It’s not uncommon for patients to display psychosocial behaviours pertaining to their injury. This may be hyper-vigilance to symptoms, fear avoidance patterns or a preference to passive treatments (such as massage or manipulation).
Such patients often respond well to graduated exposure to load, whether it be functional tasks or prescribed rehabilitative exercises. This helps to break negative thought patterns associated with movement and exercise.
Time Since Injury
Acute to Sub-actue injuries are normally still painful. This pain can be useful, as the tissues are still undergoing repair. It wouldn’t be approproate to start jogging on a recently sprained knee, for example.
In contrast, if you’ve had a stiff neck for 2 years following a car accident, it’s certainly wise to start moving. Even if it initially causes pain.
There is one exception to this rule: Post-surgery. After a surgery, there is only a small window of time to regain full range of movement. A physiotherapist must push a patient to the edge of their pain routinely, to ensure a full recovery.
Patients come in all forms. Some are active, whereas others are sedentary. Although exercise based rehabilitation is suitable for all, different goals can be achieved through different methods.
Patients with movement or performance based goals are more likely to endure pain during their exercises. Slower loading approaches can be taken with those who just want to get rid of their symptoms.

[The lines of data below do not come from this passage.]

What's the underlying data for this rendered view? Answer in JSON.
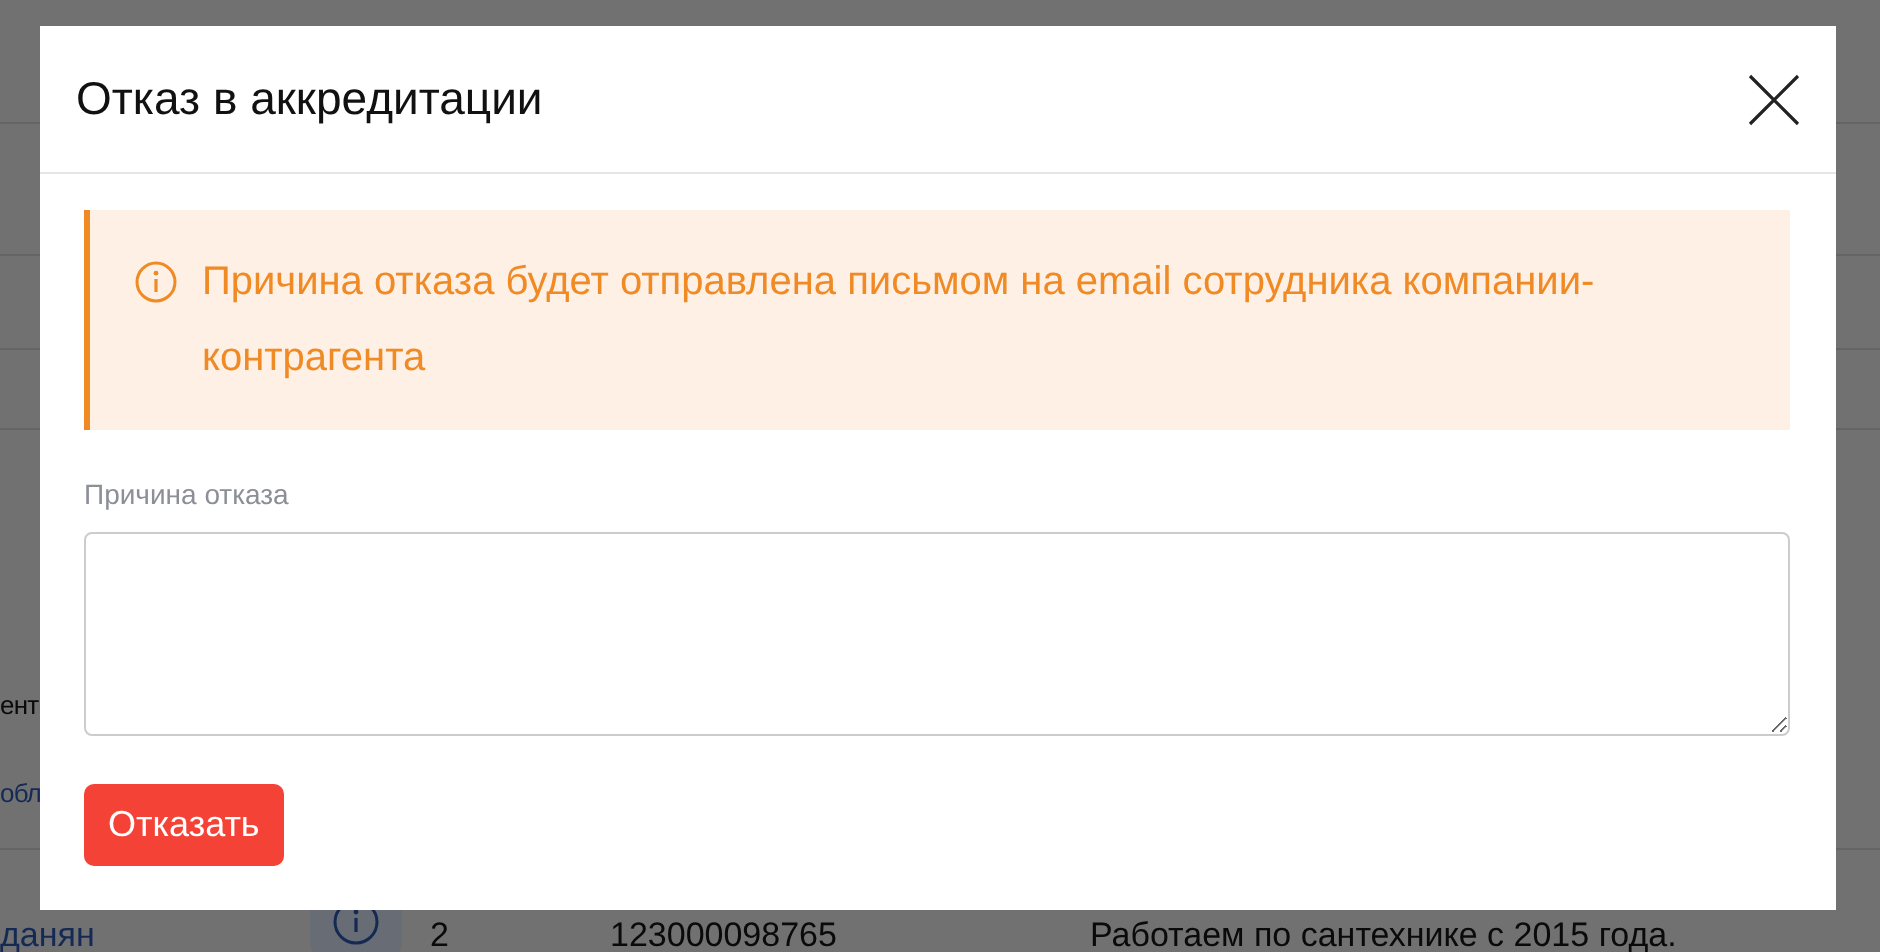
{
  "background": {
    "rows": [
      {
        "kind": "text",
        "text": "ент"
      },
      {
        "kind": "link",
        "text": "обл"
      },
      {
        "kind": "record",
        "name": "данян",
        "count": "2",
        "number": "123000098765",
        "description": "Работаем по сантехнике с 2015 года."
      }
    ]
  },
  "dialog": {
    "title": "Отказ в аккредитации",
    "notice": "Причина отказа будет отправлена письмом на email сотрудника компании-контрагента",
    "field": {
      "label": "Причина отказа"
    },
    "submit_button": "Отказать"
  }
}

If you’re unsure as to whether you should be loading your injury, book a free initial physiotherapy consultation by clicking here.